Excess iodine induces the expression of thyroid solid cell nests in lymphocytic thyroiditis-prone BB/W rats.
Zhu YP, Bilous M, Boyages SC.

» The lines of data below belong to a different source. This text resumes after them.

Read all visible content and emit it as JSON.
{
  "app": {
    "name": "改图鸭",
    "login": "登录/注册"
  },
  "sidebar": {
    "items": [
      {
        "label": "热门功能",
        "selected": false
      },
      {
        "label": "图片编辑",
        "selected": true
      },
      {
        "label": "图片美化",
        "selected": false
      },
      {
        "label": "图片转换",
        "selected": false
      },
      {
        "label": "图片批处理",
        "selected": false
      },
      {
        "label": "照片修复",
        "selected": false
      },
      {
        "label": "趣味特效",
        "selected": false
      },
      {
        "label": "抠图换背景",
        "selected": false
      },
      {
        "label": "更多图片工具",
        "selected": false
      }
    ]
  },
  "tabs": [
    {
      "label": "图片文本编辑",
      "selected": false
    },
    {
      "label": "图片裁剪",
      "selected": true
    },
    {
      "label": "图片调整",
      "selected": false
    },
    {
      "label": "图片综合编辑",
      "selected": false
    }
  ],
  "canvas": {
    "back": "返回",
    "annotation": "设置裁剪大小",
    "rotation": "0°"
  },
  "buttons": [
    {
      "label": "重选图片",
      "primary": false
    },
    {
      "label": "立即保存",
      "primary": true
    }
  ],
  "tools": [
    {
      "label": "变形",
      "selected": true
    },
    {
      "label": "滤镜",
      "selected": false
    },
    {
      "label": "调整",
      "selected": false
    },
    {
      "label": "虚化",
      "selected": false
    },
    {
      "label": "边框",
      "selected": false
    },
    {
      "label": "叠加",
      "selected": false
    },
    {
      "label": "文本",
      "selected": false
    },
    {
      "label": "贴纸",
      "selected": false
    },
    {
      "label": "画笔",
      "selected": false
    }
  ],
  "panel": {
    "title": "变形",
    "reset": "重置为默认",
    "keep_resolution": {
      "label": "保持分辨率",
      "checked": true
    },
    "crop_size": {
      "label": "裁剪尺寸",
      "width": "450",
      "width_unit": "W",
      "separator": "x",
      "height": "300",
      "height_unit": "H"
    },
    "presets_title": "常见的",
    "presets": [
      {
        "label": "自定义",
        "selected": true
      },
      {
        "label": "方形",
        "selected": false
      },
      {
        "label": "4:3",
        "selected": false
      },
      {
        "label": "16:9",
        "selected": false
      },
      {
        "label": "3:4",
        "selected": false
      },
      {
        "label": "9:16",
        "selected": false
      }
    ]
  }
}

Department of Clinical Endocrinology, Westmead Hospital, Sydney, Australia. Previous epidemiological studies have suggested that lymphocytic thyroiditis and/or an increased iodine intake may be risk factors for the development of thyroid cancer. We previously reported that excess iodine accelerated the development of thyroid lymphocytic infiltration (LI) in the autoimmune BB/W rat model. We also found that excess iodine increased thyroid cell proliferation in a disordered manner. The present study was designed to further explore these observations and to address the question as to whether excess iodine under certain conditions predisposes the thyroid gland to neoplasia. To test this hypothesis, the lymphocytic thyroiditis-prone BB/W rat was exposed to excess iodine in drinking water. Ten BB/W rats at 4 weeks of age were given iodine water (NaI 0.05%) for 10 weeks, whilst another 10 BB/W rats were given tap water and served as controls. Eighteen normal Wistar rats were also divided into excess iodine and control groups, served as a comparison to the BB/W rats. We found that an excess iodine intake accelerated the development of LI in the BB/W rat. Severe LI was usually accompanied by prominent thyroid cell proliferation, evident as numerous microfollicles and cell masses, not forming normal thyroid follicles. Numerous lymphocytes and plasma cells often encroached on these areas of increased cellular proliferation. The surprising feature, and a possible indicator of activated thyroid cell proliferation, was the high incidence of thyroid solid cell nest-like lesions (SCN) in the iodine treated BB/W rats.(ABSTRACT TRUNCATED AT 250 WORDS)